Health and Safety Culture Change

You have brought a lot to the company and we have only to thank you for that”  

Company Director & Engineering Manager

The environment 

For this Australian Land Development Consultancy, employee safety was a top priority, as was retaining their ISO accreditation for Safety, Quality and Environmental Management Systems. Working in an industry where compromised safety could mean death or serious injury, the staff knew how important it was to adopt safe practices and follow company process and yet they didn’t always follow recommendations. Recognising the need for revised processes and tools, we worked with staff to implement positive, long lasting behaviour change.

The challenge

Not following safety processes

Recognising that the concept of safety was important, it became evident following discussions with staff that staff were not following processes because:

  • They didn’t understand the tasks being asked of them; or
  • They didn’t agree with the tasks being asked of them as being the best/important enough to replace their existing behaviours

While in some cases the first situation explained the behaviour, the fear of technology and unfamiliarity with processes for the 50+ staff newly integrated into the company following a merger meant that both persuasion and explanation would be required to encourage change. 

Fear of technology

In travelling to all office sites, it became evident that staff, especially those in regional offices were more inclined to continue utilising existing processes due to their familiarity, with some still resisting even the usage of computers in their daily work. For these staff, there was a genuine fear that they would either be replaced by the technology or replaced because they couldn’t use it.

The strategy

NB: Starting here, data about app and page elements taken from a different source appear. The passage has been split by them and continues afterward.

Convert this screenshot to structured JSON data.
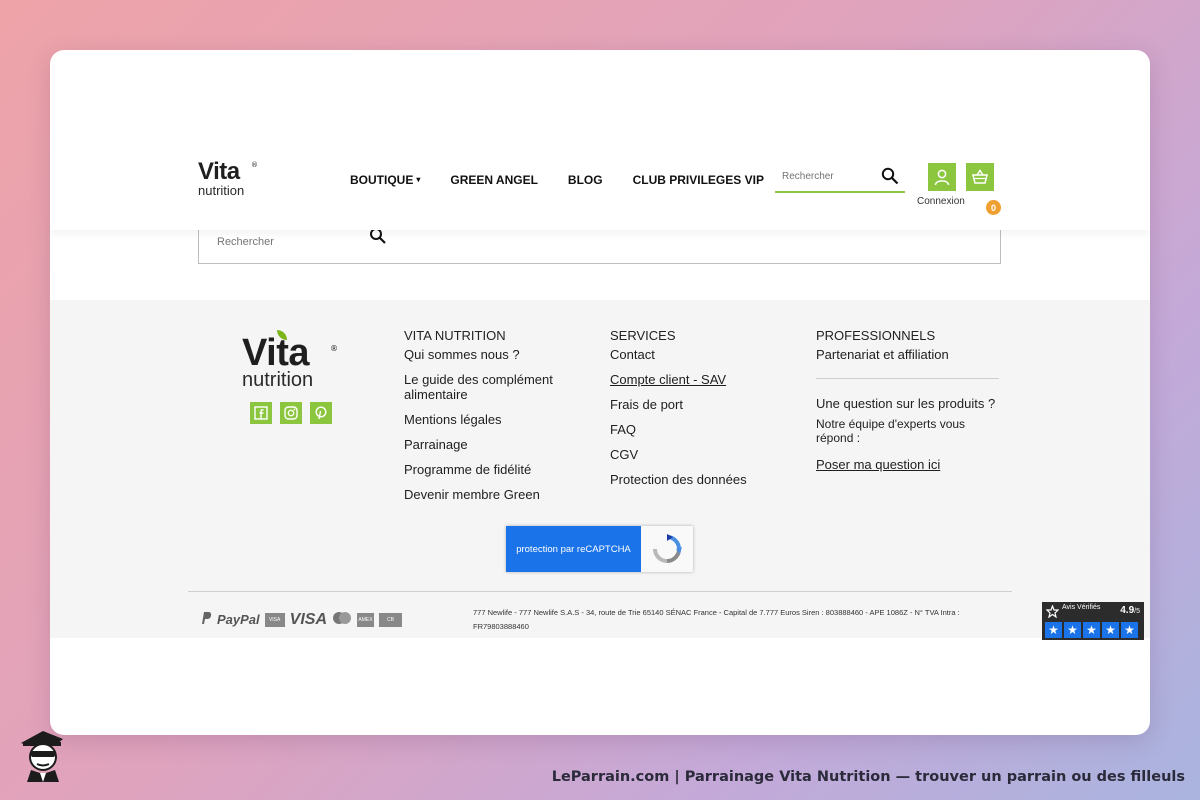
{
  "brand": {
    "logo_top": "Vita",
    "logo_bottom": "nutrition",
    "registered": "®"
  },
  "nav": {
    "items": [
      {
        "label": "BOUTIQUE",
        "has_dropdown": true
      },
      {
        "label": "GREEN ANGEL"
      },
      {
        "label": "BLOG"
      },
      {
        "label": "CLUB PRIVILEGES VIP"
      }
    ],
    "caret": "▾"
  },
  "header_search": {
    "placeholder": "Rechercher"
  },
  "account": {
    "label": "Connexion",
    "icon": "user-icon"
  },
  "cart": {
    "count": "0",
    "icon": "basket-icon"
  },
  "page_search": {
    "placeholder": "Rechercher"
  },
  "footer": {
    "social": [
      "facebook-icon",
      "instagram-icon",
      "pinterest-icon"
    ],
    "col_vita": {
      "title": "VITA NUTRITION",
      "links": [
        "Qui sommes nous ?",
        "Le guide des complément alimentaire",
        "Mentions légales",
        "Parrainage",
        "Programme de fidélité",
        "Devenir membre Green"
      ]
    },
    "col_services": {
      "title": "SERVICES",
      "links": [
        "Contact",
        "Compte client - SAV",
        "Frais de port",
        "FAQ",
        "CGV",
        "Protection des données"
      ]
    },
    "col_pro": {
      "title": "PROFESSIONNELS",
      "link": "Partenariat et affiliation",
      "question": "Une question sur les produits ?",
      "team": "Notre équipe d'experts vous répond :",
      "ask": "Poser ma question ici"
    },
    "recaptcha": "protection par reCAPTCHA",
    "payments": {
      "paypal": "PayPal",
      "visa": "VISA",
      "badges": [
        "VISA",
        "MC",
        "AMEX",
        "CB"
      ]
    },
    "legal": "777 Newlife - 777 Newlife S.A.S - 34, route de Trie 65140 SÉNAC France - Capital de 7.777 Euros Siren : 803888460 - APE 1086Z - N° TVA Intra : FR79803888460",
    "avis": {
      "label": "Avis Vérifiés",
      "score": "4.9",
      "max": "/5",
      "star": "★"
    }
  },
  "caption": "LeParrain.com | Parrainage Vita Nutrition — trouver un parrain ou des filleuls",
  "colors": {
    "accent": "#8cc63f",
    "badge": "#f0a030",
    "recaptcha": "#1a73e8"
  }
}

Having taken the time to understand the habits that seemed hardest to change and examining those which would have the greatest positive impact, we designed a hybrid change, training and communications strategy largely entrenched in gamification and behavioural science principles to encourage staff to be more proactive about on-site safety and environmental conservation.

To address the fear of appearing foolish or obsolete a playful strategy was adopted. Facilitating workshops for groups of up to 25 staff, we brought along props and practice scenarios to encourage staff to understand what near miss and minor incidents were and when and how to log them. 

This strategy utilising gamification and incentives was also incorporated into initiatives to improve environmental conservation and adherence to internal processes and procedures. Working to improve employee engagement and ownership for environmental and quality processes, we utilised behaviour change strategies to implement the following initiatives:

  • OFI (opportunities for improvement) of the Month (as chosen by the Managing Director)
  • Creation of new quality, safety and environmental committees of between 5-20 staff each to champion these new initiatives

The outcome

  • Transitioned across all 8 offices to new online platform with 90% adoption within 3 months.
  • Increased near miss incident reporting and reduced staff injuries by 30%.
  • Increased staff reporting of continuous improvement opportunities by 150% (up to 10-15 suggestions per week)
  • Improved recycling and energy usage habits of staff in head office of 150 staff resulting in cost savings and a reduction in overhead expenses.